THE HAUNTED DELL
When soft the gales are blowing,
And calm is ocean's wave,
So small the danger seemeth
That every heart is brave;-
But let the tempest rise in wrath,
The ocean flout the sky,-
The firmest shriek, in agony,
"Lord, save us, or we die!"
And while in peace abiding,
Within a sheltered home,
We feel as sin and evil
Could never, never come;-
But let the strong temptation rise,
As whirlwinds sweep the sea-
We find no strength to 'scape the wreck,
Save, pitying God, in Thee.
Wise men have worshipped Mammon,
And lost their souls for gold;
Pure women, for the pride of life,
Their priceless hearts have sold;
And for revenge, or power, or fame,
What deeds are done each day,-
And all by beings, guiltless once
As gentle Alice Ray!
Then blame not too severely
The wish of this young girl
To have a face as fair as day,
And hair of graceful curl!
She fondly trusts by Beauty's power
Her Lover's heart to bind,-
For this, for this she trembling goes
The "Bloody Spring" to find.
And she has crossed the brooklet,
And scaled the mountain steep,
And down, and downward winds her path,
Into a valley deep-
Above her crowd the fir trees,
Dark, motionless, and tall,
She hears no sound on that lone ground,
Save her own light foot-fall.
And thrice her step hath stumbled
O'er deadly hemlock roots;
And thrice the poison ivy
Hath clasped her with its shoots;
And thrice a white owl hooted,
Close to her throbbing ear,
And seemed to ask her conscience,
What dost thou, Maiden, here?
Still on-the Dell is entered,
And reached the "Bloody Spring,"
And here she nearly fainted-
She felt the night-bat's wing
Cold on her cheek-yet down she stooped
And bathed her face and hair;
And all around was lone and still
As Death were watching there!
Again, but very slowly,
She bends as with a load-
Well may she start and shudder-
She grasped the slimy toad;
-But cast it from her, like a stone,
And bathed her face and hair;
And all around was dark and still
As Death were listening there.
Again, but slow and slower,
She bendeth o'er the Spring,-
The bat is wheeling round and round,

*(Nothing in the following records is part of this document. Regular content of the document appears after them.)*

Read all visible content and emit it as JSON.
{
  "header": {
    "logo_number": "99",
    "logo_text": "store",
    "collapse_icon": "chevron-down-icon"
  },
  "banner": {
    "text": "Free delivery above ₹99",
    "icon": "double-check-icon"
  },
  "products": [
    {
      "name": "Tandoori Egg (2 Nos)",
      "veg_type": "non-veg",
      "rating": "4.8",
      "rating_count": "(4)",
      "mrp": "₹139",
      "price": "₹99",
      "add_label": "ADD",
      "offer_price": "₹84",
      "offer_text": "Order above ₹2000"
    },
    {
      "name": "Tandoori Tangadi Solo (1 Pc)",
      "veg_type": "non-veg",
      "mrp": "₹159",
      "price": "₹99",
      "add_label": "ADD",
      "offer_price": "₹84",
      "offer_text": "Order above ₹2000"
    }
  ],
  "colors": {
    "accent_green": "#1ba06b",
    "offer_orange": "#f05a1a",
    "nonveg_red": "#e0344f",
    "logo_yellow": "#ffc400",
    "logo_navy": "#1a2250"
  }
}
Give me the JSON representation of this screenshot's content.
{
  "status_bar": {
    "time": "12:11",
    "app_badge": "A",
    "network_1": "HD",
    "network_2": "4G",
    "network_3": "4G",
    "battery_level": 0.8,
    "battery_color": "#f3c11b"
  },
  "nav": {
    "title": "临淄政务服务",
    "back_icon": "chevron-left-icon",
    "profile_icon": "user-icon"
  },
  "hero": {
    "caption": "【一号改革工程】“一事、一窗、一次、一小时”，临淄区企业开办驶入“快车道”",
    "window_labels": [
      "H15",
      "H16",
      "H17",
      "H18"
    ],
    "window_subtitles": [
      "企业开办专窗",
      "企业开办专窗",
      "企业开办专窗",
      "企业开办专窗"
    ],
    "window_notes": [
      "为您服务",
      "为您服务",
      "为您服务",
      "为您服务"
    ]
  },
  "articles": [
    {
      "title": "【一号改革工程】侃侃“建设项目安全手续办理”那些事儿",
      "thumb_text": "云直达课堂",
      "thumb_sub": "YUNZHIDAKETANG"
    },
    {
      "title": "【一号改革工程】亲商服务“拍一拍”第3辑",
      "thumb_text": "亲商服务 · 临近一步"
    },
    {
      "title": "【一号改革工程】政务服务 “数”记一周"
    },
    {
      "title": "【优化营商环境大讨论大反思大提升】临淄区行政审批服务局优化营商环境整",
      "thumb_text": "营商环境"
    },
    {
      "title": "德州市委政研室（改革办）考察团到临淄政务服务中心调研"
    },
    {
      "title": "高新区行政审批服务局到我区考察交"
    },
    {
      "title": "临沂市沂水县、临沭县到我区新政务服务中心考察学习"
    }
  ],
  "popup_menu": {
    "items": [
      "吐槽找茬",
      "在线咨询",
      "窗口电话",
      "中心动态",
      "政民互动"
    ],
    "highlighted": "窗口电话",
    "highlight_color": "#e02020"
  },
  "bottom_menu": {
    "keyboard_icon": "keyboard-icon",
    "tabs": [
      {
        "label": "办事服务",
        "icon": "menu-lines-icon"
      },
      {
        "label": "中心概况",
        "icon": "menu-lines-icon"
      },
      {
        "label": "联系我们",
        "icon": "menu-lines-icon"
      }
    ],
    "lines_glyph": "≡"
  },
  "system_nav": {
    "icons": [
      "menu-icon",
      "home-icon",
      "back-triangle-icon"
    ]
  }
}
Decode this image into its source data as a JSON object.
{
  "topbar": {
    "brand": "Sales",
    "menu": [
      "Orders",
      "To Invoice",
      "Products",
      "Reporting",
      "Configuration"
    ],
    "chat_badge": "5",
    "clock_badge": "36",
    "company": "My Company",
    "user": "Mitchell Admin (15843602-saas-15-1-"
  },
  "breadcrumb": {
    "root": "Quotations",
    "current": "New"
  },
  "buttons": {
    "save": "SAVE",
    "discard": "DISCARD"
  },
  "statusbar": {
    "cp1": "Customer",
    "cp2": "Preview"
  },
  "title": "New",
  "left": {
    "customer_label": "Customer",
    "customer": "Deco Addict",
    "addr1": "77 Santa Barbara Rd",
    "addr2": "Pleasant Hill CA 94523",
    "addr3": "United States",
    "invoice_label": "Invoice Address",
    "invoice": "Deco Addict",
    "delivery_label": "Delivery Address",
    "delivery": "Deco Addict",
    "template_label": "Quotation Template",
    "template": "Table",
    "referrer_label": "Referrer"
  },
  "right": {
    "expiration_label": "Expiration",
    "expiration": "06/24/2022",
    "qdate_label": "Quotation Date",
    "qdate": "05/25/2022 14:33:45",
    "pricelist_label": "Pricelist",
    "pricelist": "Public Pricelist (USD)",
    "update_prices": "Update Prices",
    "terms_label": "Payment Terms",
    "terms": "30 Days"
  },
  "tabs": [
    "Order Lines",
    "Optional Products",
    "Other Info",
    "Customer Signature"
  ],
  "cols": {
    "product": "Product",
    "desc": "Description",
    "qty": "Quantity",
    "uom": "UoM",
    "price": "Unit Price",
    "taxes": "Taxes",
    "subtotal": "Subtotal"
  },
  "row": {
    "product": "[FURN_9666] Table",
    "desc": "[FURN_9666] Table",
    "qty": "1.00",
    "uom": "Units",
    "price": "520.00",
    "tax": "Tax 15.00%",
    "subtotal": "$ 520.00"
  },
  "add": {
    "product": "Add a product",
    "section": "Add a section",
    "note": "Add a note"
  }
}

She feels its clammy wing;-
The toad is creeping o'er her foot-
Yet mindful of the charm,
She bore her bravely till she felt
The snakes coil round her arm!
Oh! then she lost her footing,
And prone she would have sunk,
But for a black-thorn's ragged branch-
Sole branch from rotting trunk;
She grasped it in her agony,
The foul snakes dropped away,-
And with her arms all bleeding,
Fled fainting Alice Ray.
She reached her home scarce living,-
But when the morning shone,
And she her faithful mirror sought-
How fair her face had grown!
The freckles all had vanished,
Her cheek was like the dawn,
The blush half struggling through the light,
Like rose-leaf under lawn.
And then her hair was flowing,
And kept in curl so long;
How could she think the spell had been
So very, very wrong!
The treacherous heart will deem success
Has sanctified the deed;
The first step costs-but easy then
Sin's downward path will lead,-
This moral from her story learn,
-Of thy first step take heed.
For oh, what worldly passions
Were working in her breast!
What dreams of ball-room conquests
Now broke her pillowed rest!
Her pony whinnied as she passed-
She never seemed to hear;
Her birds came round-she strewed no seeds,
And they withdrew in fear;
Her books had lost their charm and power,
And even her Bible lay
Unopened near her toilet glass-
Wo! wo! for Alice Ray.
Then flatterers flocked around her,
In proud and rich array;
And every day her charms increased,
Like some rare flower of May,
That opened later than the rest,
The sooner will decay;-
Still she was true to Arthur,
And might have been alway;
But from the city's courtly ranks
A lover rich and gay,
Smit with her face and flowing curls,
His homage came to pay.
And princely in his port was he,
And winning in his way,
And versed in love's seductive wiles,
He knew just what to say,-
And so he won fair Alice-
How could she say him, "nay"!-
And she has left her dear, dear home,
Home of her infant play
And childhood's joy;-but there are ties
Which never can decay;
However dear new friends may be,
However far she stray,
She yet will see her Mother weep,
And hear her Father pray,-
Praying for her happiness,
Weeping in dismay,
That she, their dear and only child,
Must go so far away!-
She bade farewell to them, to all-
Farewell to Arthur Gray.
Other Love Poems